Due to the pandemic, remote work development that we expected would take an absolute decade, happened in a week. All companies were forced to stay at home and figure out how to organise themselves remotely and stay productive while working from their houses.
Since the borders have started opening up again in Europe, we’ve seen a massive increase in bookings. Now, things have changed. People who are new to remote work due to the pandemic, want to combine work with travel. Our partner space in Ericeira who used to get 5% of their booking requests from remote workers - gets 100% remote worker bookings right now.
Here’s how you can (prepare to) host remote workers in your Airbnb:
Desks in rooms
As people go after different types of experiences, there are different kind of coliving spaces. Some are more community focused with lots of events and a tight, family style community, and in others, the guests prefer a little more privacy. In either case, people will need to be able to work to feel productive. It can be intense to live with a bunch of other people, so next to having a desk in your room to get more work done, it’s also a good way for people to charge their social battery and have some quiet and private alone work.
Bright rooms - Good lighting
Some of your guests will have to make calls in the middle of the night to other parts of the world. They will really appreciate it if you provide them with enough lighting options so they’re nicely visible on camera, feel comfortable in a nicely lit room, and won’t be working in the dark.
You already know, but unstable wifi will be shooting yourself in the foot. People need wifi to ultimately pay you, so be sure you get it stable and with good speeds. Think about a minimum of 50 mbps download and upload.
This is a whole topic on itself. I’ve stayed in and created a whole bunch of coliving spaces. In the end, if you’re hosting your space and community, the community is going to be a reflection of you. As the ‘leader’, you set the culture and rules, even if you’re unaware of it. Those can be anything - whatever is most sustainable and pleasant for you.
In the previous space I organised, I really wanted to create a group of friends - a family - with tight relationships.

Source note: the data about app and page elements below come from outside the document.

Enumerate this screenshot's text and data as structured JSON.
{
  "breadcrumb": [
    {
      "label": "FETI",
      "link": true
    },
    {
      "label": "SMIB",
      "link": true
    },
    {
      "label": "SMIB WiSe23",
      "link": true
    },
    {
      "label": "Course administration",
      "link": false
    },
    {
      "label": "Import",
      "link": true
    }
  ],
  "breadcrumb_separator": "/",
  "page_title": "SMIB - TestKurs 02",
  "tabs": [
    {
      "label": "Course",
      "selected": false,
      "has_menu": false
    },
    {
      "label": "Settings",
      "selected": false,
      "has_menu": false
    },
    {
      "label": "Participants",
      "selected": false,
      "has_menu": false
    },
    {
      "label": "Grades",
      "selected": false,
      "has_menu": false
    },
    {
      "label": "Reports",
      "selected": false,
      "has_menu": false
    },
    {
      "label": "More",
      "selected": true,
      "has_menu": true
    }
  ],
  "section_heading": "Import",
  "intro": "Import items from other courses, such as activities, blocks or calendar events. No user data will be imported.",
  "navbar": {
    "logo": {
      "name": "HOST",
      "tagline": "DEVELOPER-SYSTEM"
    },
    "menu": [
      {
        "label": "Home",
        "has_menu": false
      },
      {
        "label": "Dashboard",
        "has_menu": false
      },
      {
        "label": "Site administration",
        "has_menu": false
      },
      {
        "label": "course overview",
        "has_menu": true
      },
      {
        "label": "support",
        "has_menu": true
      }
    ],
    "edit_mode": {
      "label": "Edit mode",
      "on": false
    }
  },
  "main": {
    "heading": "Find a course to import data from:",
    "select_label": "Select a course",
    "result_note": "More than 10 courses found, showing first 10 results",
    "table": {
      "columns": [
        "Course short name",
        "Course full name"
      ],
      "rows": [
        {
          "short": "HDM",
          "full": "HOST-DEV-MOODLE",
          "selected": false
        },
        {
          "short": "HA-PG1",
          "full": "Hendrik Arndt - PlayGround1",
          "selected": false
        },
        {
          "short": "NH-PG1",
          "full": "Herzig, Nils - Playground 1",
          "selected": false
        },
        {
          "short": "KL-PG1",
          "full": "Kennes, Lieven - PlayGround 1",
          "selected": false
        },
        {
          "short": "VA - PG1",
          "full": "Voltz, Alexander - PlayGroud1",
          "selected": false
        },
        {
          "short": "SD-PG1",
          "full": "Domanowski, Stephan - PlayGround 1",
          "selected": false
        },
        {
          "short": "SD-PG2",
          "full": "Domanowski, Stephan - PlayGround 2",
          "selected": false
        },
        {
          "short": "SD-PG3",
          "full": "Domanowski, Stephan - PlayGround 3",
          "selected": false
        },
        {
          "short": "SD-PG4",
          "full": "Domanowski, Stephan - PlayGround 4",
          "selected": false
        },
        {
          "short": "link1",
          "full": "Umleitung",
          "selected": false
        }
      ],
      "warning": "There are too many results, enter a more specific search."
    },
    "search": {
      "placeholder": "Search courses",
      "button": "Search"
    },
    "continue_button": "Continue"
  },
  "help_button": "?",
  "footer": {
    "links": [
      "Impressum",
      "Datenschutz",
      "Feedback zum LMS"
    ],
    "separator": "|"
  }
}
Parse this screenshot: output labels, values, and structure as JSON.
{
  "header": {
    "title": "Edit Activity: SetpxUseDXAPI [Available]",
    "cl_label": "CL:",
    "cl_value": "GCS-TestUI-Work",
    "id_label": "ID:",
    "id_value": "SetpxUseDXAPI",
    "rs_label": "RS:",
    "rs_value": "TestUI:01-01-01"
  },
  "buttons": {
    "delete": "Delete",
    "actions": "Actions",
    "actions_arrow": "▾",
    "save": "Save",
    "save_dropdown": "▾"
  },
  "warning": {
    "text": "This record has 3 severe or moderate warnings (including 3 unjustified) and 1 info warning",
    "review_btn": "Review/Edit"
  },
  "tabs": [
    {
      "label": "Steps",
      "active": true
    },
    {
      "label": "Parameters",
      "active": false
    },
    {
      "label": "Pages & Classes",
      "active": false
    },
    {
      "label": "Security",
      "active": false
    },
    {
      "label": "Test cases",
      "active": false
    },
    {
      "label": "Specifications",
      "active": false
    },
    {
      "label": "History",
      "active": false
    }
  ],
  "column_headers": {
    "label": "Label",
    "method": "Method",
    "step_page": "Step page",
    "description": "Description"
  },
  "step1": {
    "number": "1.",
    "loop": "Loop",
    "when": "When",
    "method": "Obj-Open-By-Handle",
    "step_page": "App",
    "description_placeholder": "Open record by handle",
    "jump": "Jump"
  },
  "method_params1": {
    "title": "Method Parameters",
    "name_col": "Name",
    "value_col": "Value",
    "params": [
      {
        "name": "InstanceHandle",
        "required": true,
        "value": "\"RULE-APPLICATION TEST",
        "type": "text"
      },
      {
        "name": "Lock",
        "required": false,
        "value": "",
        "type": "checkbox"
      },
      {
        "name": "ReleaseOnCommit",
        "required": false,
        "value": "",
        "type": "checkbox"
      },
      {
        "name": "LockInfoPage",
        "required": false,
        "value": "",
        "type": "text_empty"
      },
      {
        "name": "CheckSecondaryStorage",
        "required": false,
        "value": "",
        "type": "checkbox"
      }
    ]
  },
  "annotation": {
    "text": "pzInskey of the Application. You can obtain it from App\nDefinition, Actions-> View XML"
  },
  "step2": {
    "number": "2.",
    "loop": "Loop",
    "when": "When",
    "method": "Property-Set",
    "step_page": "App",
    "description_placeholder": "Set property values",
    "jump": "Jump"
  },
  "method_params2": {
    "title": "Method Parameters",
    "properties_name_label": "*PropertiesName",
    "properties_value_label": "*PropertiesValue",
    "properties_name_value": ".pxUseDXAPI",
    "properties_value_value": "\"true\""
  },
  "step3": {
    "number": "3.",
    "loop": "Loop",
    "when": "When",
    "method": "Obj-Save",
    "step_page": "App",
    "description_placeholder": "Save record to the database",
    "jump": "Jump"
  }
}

That worked out super well, and it were amazing months. Now however, we all moved out and started new chapters and I feel like I need to just be in my room and work. I’m slowly starting to create another community around me with creatives (musicians, designers, tattoo artists, etc) but this time i’ll do it differently. More calm. Only people who stay in Bali long term staying people (6 month+) so they have a slower life and less of an urge to explore everything before their time runs out, which can become tiring.
All in all, your community is a reflection of you. This might seem intimidating, but it’s also wonderful. If you are the average of the 5 people you spend most time with, who do you want to have around you? What are you curious about? What do you want to learn? You can create your space around everything; from surfing to music, to rock climbing to drawing, design or writing.
This is just the easiest way to help the community host themselves. Let people connect with each other easily so you don’t have to be there (of have the feeling you have to) be there all the time.
This is a bit of a different pricing strategy than hosting short stay guests. There might be a golden ratio for you. Also depends how much time you want to spend on hosting the community. If you’re ok with a lower profit, but people staying for months and months on average and are fine with buying their own furniture, that works, or you might want to have a higher turnover and higher profit margins. The average stay is a month, so keep that in mind. In general, it’s cheaper to have a returning customer than to have to market again to find a new one. Would you rather have one person to stay for 6 months, or 6 guests who all stay for one?